As social networks grow up, they grow acne and facial hair.
But they also start to mature, and to become more complicated.
Analysts that are unaware of those changes risk missing out on some of the subtleties.
danah boyd’s ‘None of this is real’ describes what Garde-Hansen calls “the binary logic of computer culture” expressed in Friendster/Facebook’s friendship model:
Participants feel pressure to accept connections with people they do not regard as friends simply so that they do not have to face the challenge of rejection.
This is undoubtedly true – and I have accepted many non-friends’ connection requests too.
But I believe that boyd’s notion of a binary logic is becoming outdated as social networks like Facebook grow up.
There have long been features available in Facebook that enable a user to shape their relationships with specific individuals or groups of users – for example, I have some my more distant friends on the in-built ‘acquaintances’ list feature to restrict how many of their posts appear in my newsfeed, and I use the ‘restricted’ feature for certain professional connections to minimise the extent to which they can view my content.
These are tools for power users. But they are also tools that align perfectly with Facebook’s mission to show you only the best, most relevant content at any one time. So expect them to become more prominent, and perhaps more automated, future.
And they are tools that disrupt the idea of a binary logic, of friend/not friend, of a robotic on/off computational system, underlying Facebook and other social networks.
They are becoming more nuanced – more human. Or at least they are trying better to reflect how humans interact in real life. And real life is very far indeed from being binary.
Garde-Hansen, J. (2009). My memories? Personal digital archive fever and Facebook. In Save as… Digital memories, ed. Garde-Hansen, J., Hoskins, A., and Reading, A.. London: Palgrave Macmillan, p.142

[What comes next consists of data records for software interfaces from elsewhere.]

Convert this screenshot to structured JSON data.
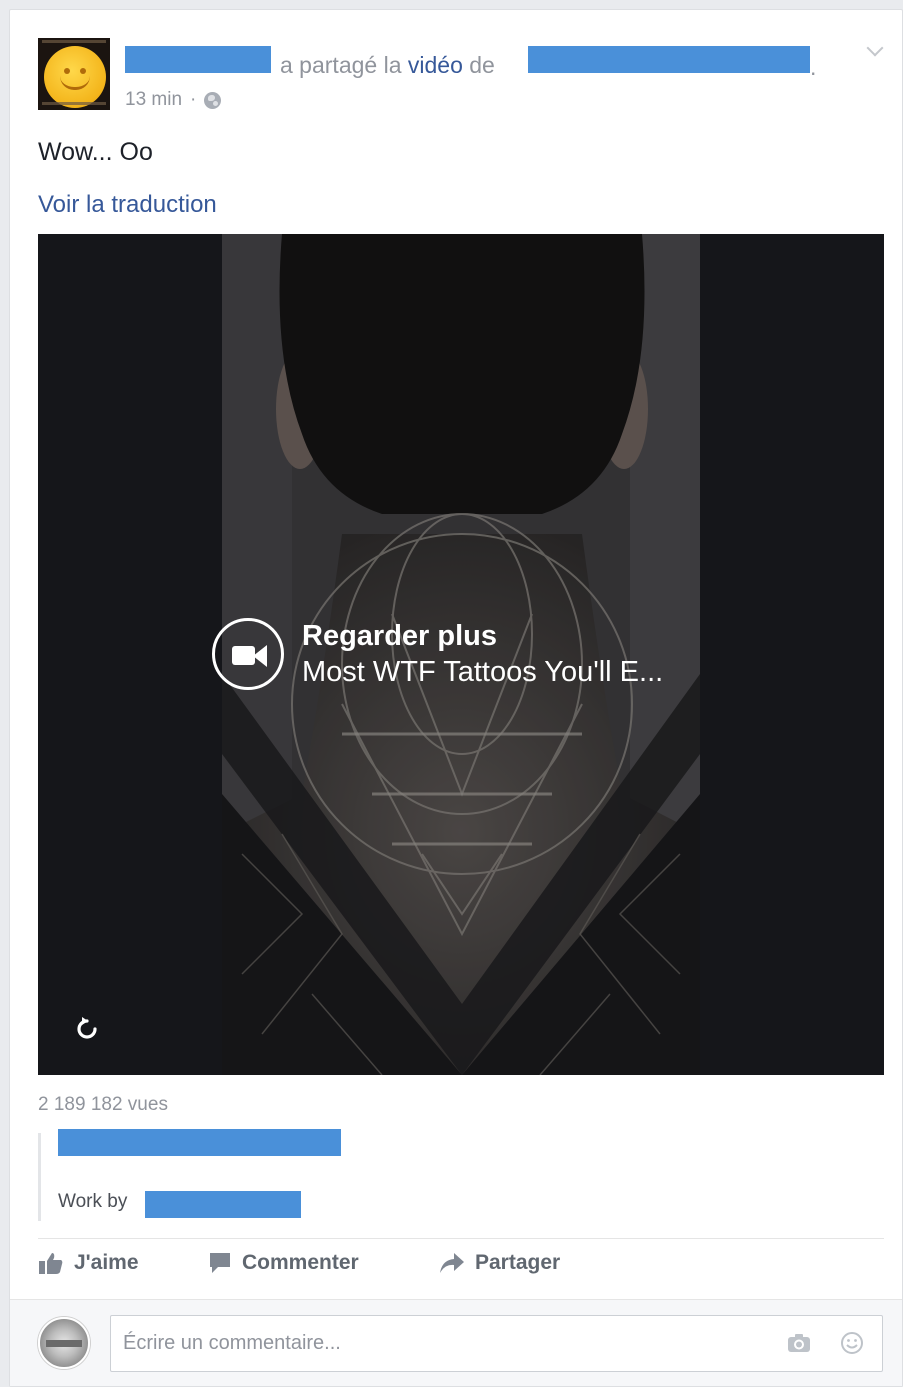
{
  "post": {
    "shared_verb": "a partagé la",
    "video_link": "vidéo",
    "of_word": "de",
    "headline_end": ".",
    "time": "13 min",
    "separator": "·",
    "text": "Wow... Oo",
    "translate": "Voir la traduction"
  },
  "video": {
    "watch_more": "Regarder plus",
    "video_title": "Most WTF Tattoos You'll E...",
    "views": "2 189 182 vues"
  },
  "description": {
    "work_by": "Work by"
  },
  "actions": {
    "like": "J'aime",
    "comment": "Commenter",
    "share": "Partager"
  },
  "composer": {
    "placeholder": "Écrire un commentaire..."
  },
  "colors": {
    "redaction": "#4a90d9",
    "link": "#365899",
    "muted": "#90949c"
  },
  "icons": [
    "chevron-down-icon",
    "globe-icon",
    "video-camera-icon",
    "replay-icon",
    "like-icon",
    "comment-icon",
    "share-icon",
    "camera-icon",
    "smiley-icon"
  ]
}
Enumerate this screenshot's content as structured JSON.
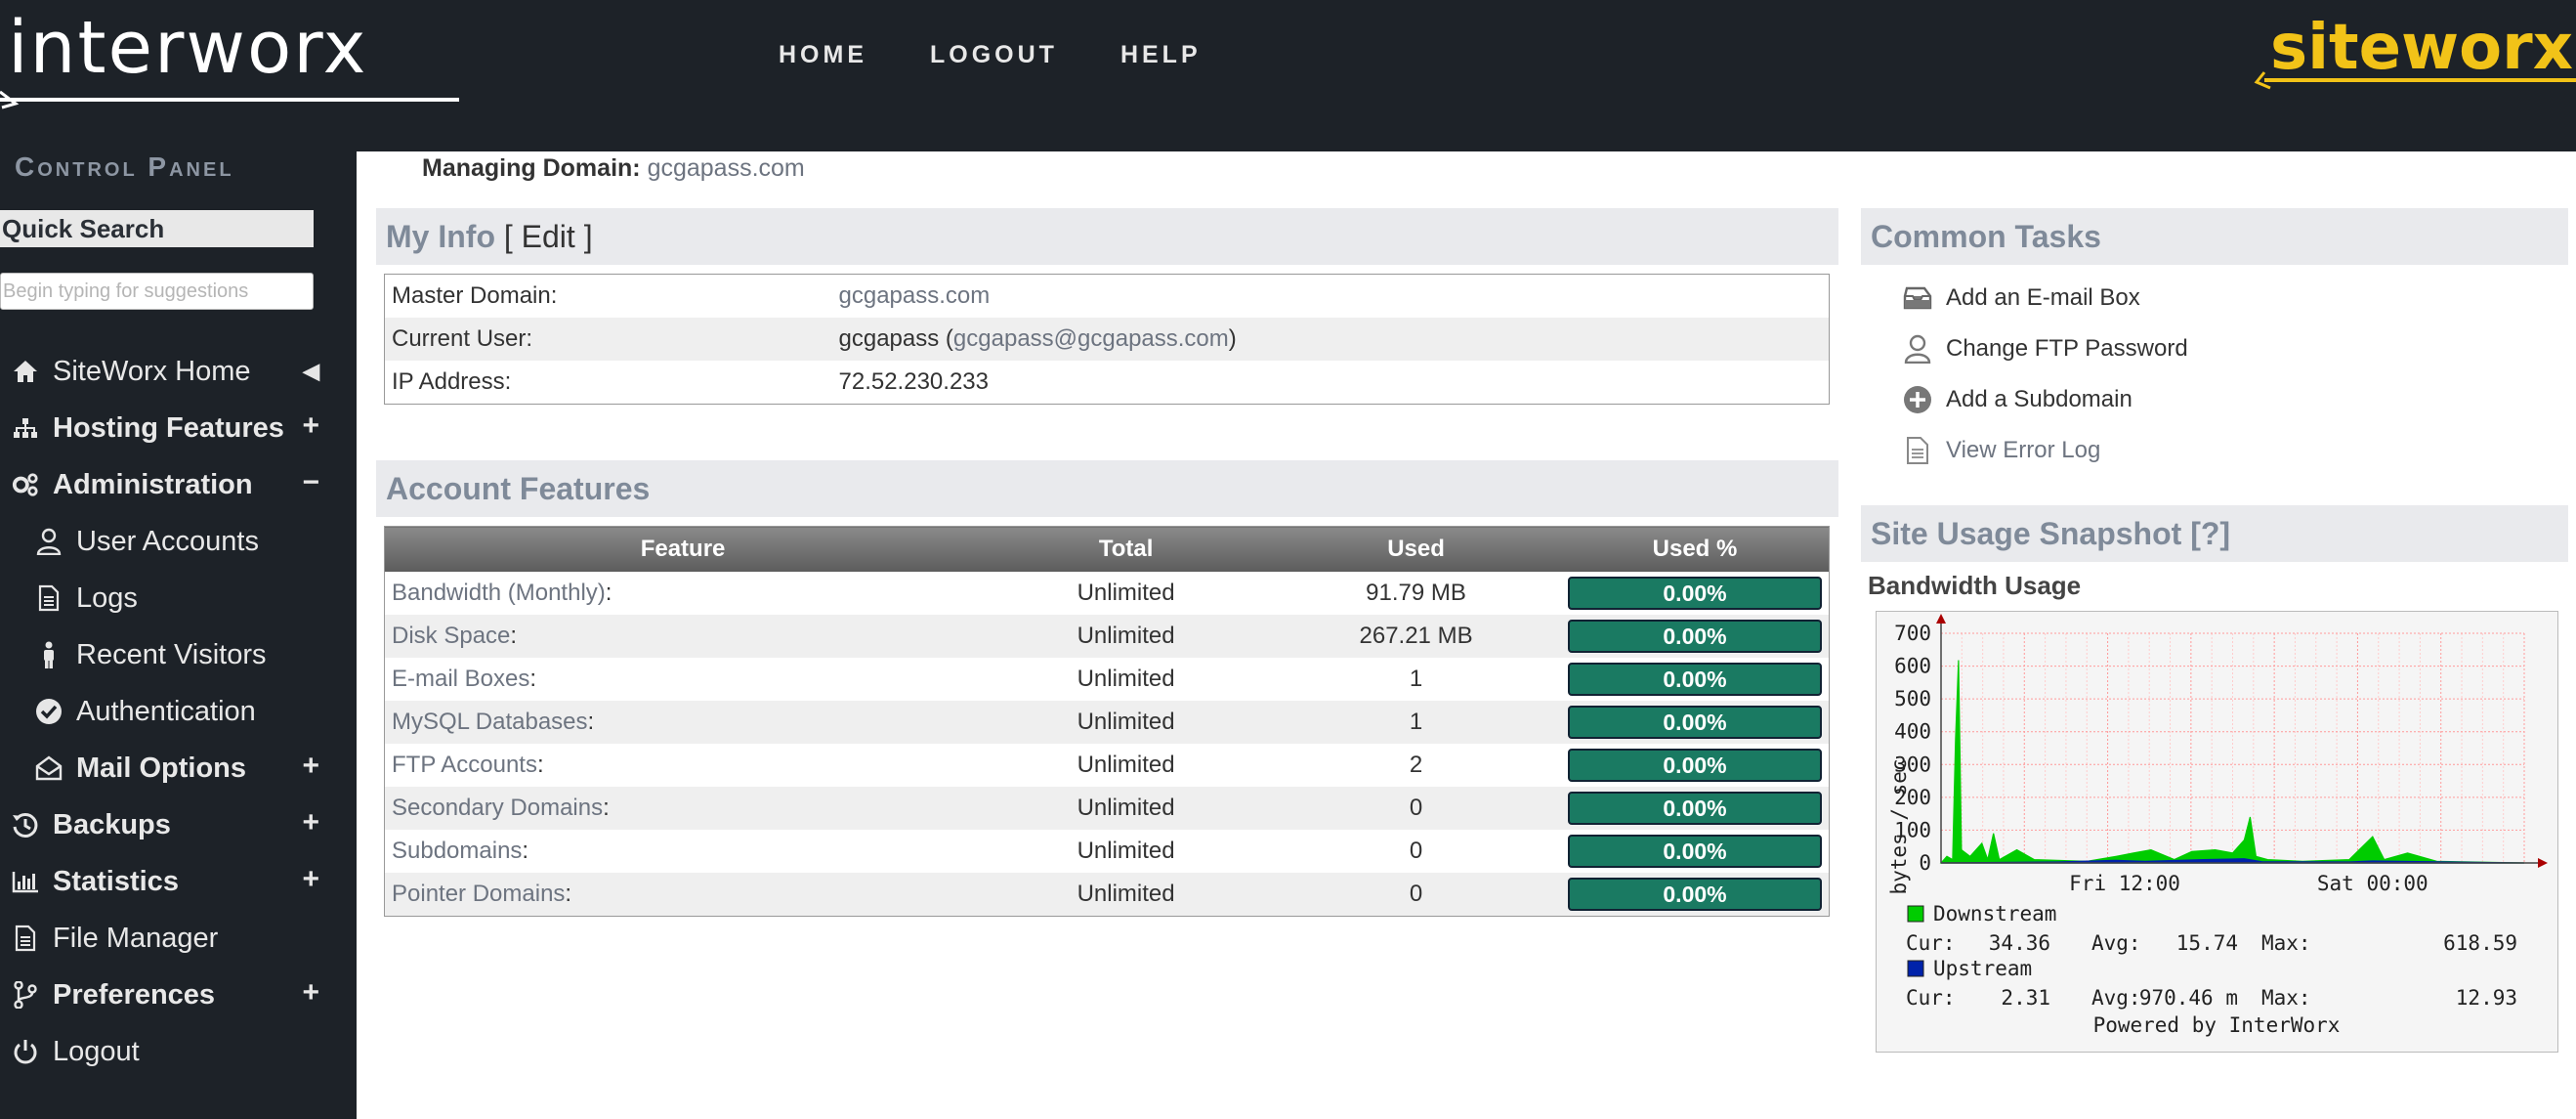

boyd, d. (2008), None of this is real. In Karaganis, J. (ed)., Structures of Participation in Digital Culture. New York:NY, p.146